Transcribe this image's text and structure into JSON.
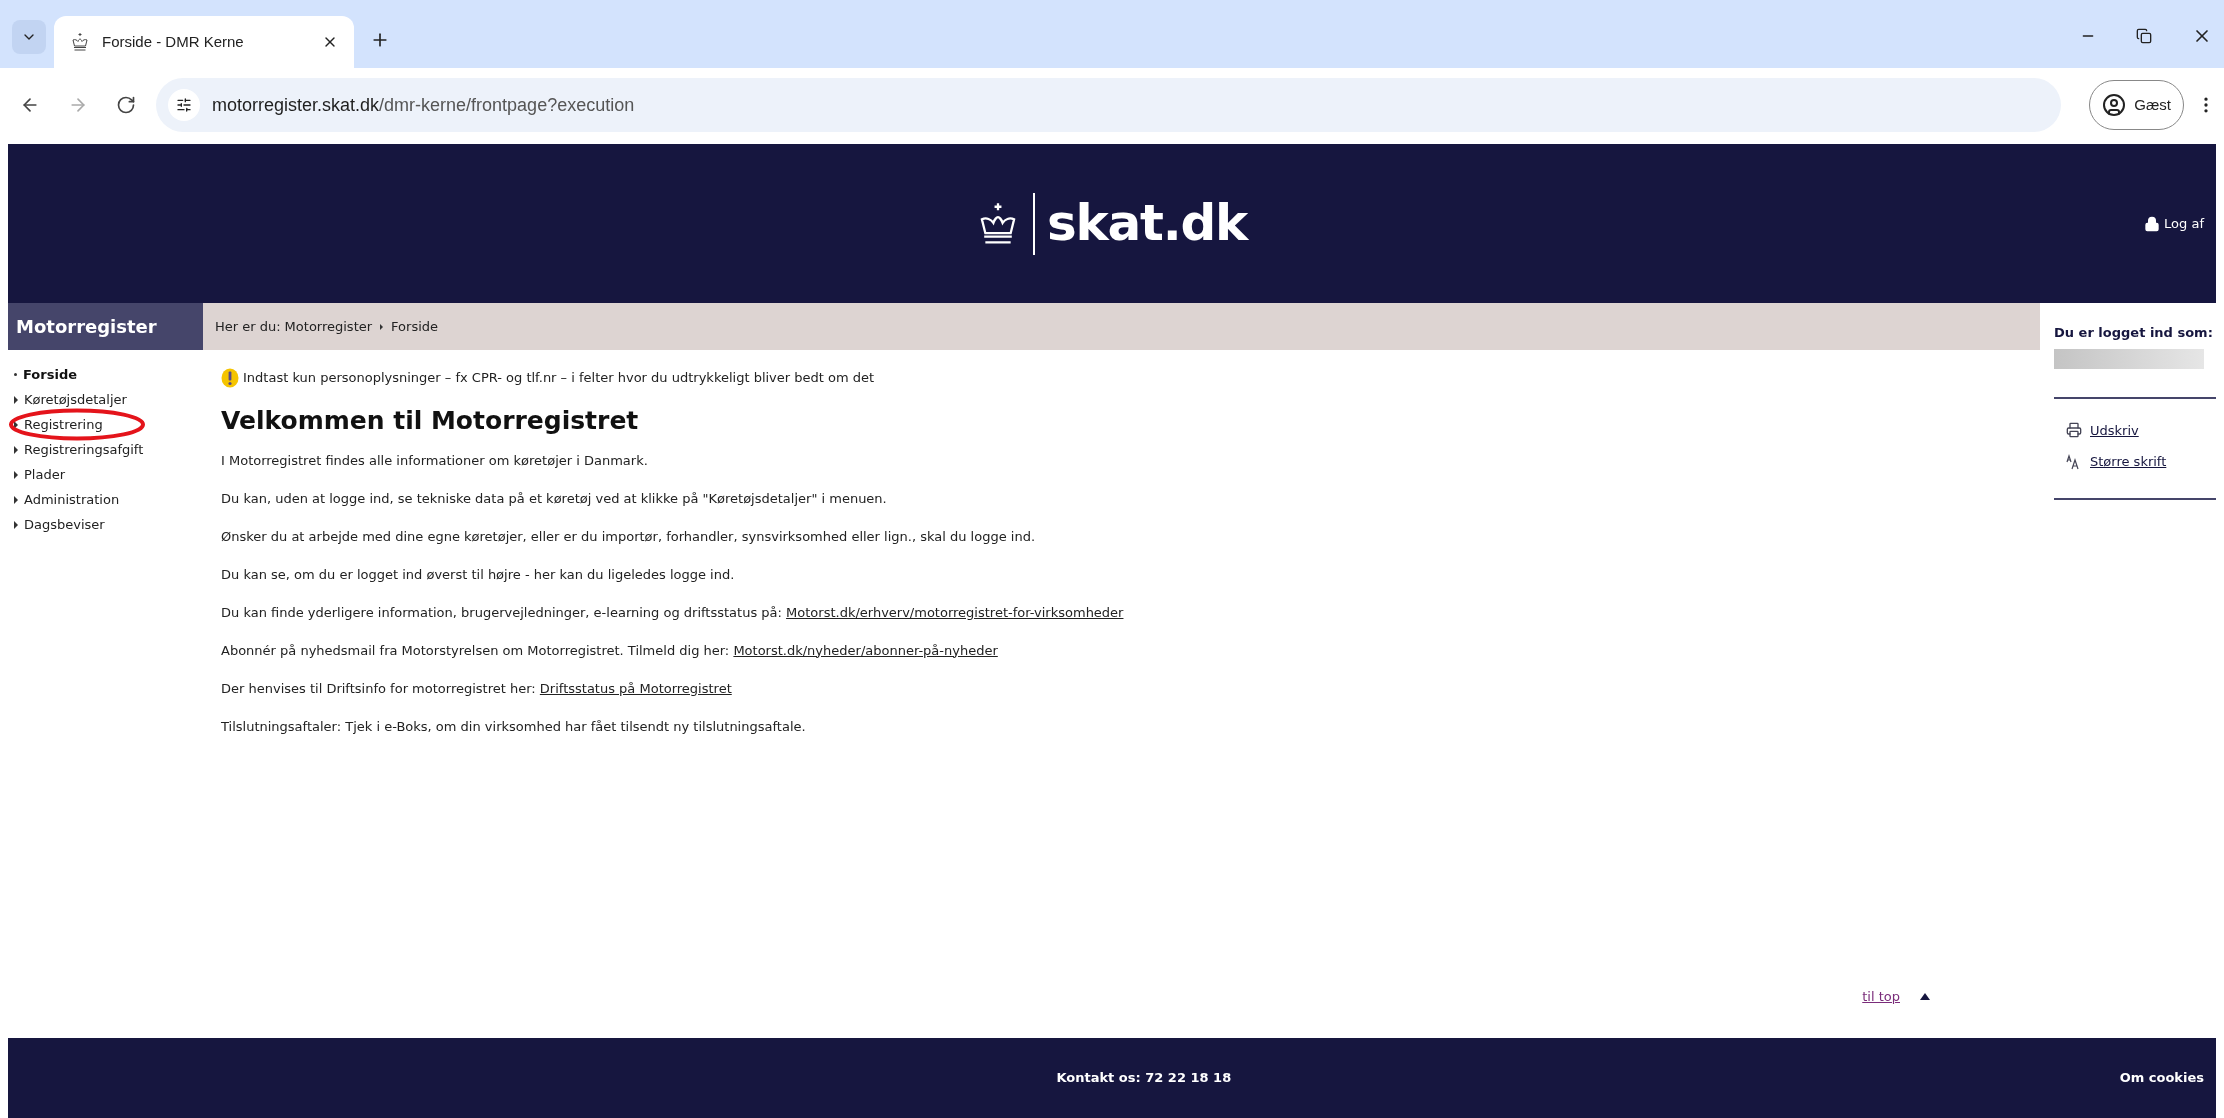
{
  "browser": {
    "tab_title": "Forside - DMR Kerne",
    "url_host": "motorregister.skat.dk",
    "url_path": "/dmr-kerne/frontpage?execution",
    "profile": "Gæst"
  },
  "header": {
    "logo_text": "skat.dk",
    "logout": "Log af"
  },
  "sidebar": {
    "title": "Motorregister",
    "items": [
      {
        "label": "Forside",
        "selected": true,
        "highlighted": false
      },
      {
        "label": "Køretøjsdetaljer",
        "selected": false,
        "highlighted": false
      },
      {
        "label": "Registrering",
        "selected": false,
        "highlighted": true
      },
      {
        "label": "Registreringsafgift",
        "selected": false,
        "highlighted": false
      },
      {
        "label": "Plader",
        "selected": false,
        "highlighted": false
      },
      {
        "label": "Administration",
        "selected": false,
        "highlighted": false
      },
      {
        "label": "Dagsbeviser",
        "selected": false,
        "highlighted": false
      }
    ]
  },
  "breadcrumb": {
    "prefix": "Her er du:",
    "items": [
      "Motorregister",
      "Forside"
    ]
  },
  "notice": "Indtast kun personoplysninger – fx CPR- og tlf.nr – i felter hvor du udtrykkeligt bliver bedt om det",
  "heading": "Velkommen til Motorregistret",
  "paragraphs": [
    {
      "text": "I Motorregistret findes alle informationer om køretøjer i Danmark."
    },
    {
      "text": "Du kan, uden at logge ind, se tekniske data på et køretøj ved at klikke på \"Køretøjsdetaljer\" i menuen."
    },
    {
      "text": "Ønsker du at arbejde med dine egne køretøjer, eller er du importør, forhandler, synsvirksomhed eller lign., skal du logge ind."
    },
    {
      "text": "Du kan se, om du er logget ind øverst til højre - her kan du ligeledes logge ind."
    },
    {
      "text": "Du kan finde yderligere information, brugervejledninger, e-learning og driftsstatus på:",
      "link": "Motorst.dk/erhverv/motorregistret-for-virksomheder"
    },
    {
      "text": "Abonnér på nyhedsmail fra Motorstyrelsen om Motorregistret. Tilmeld dig her:",
      "link": "Motorst.dk/nyheder/abonner-på-nyheder"
    },
    {
      "text": "Der henvises til Driftsinfo for motorregistret her:",
      "link": "Driftsstatus på Motorregistret"
    },
    {
      "text": "Tilslutningsaftaler: Tjek i e-Boks, om din virksomhed har fået tilsendt ny tilslutningsaftale."
    }
  ],
  "right_panel": {
    "title": "Du er logget ind som:",
    "links": [
      "Udskriv",
      "Større skrift"
    ]
  },
  "to_top": "til top",
  "footer": {
    "contact": "Kontakt os: 72 22 18 18",
    "cookies": "Om cookies"
  }
}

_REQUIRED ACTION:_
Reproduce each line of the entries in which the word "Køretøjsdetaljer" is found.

_EXPECTED ANSWER:_
        "label": "Køretøjsdetaljer",
      "text": "Du kan, uden at logge ind, se tekniske data på et køretøj ved at klikke på \"Køretøjsdetaljer\" i menuen."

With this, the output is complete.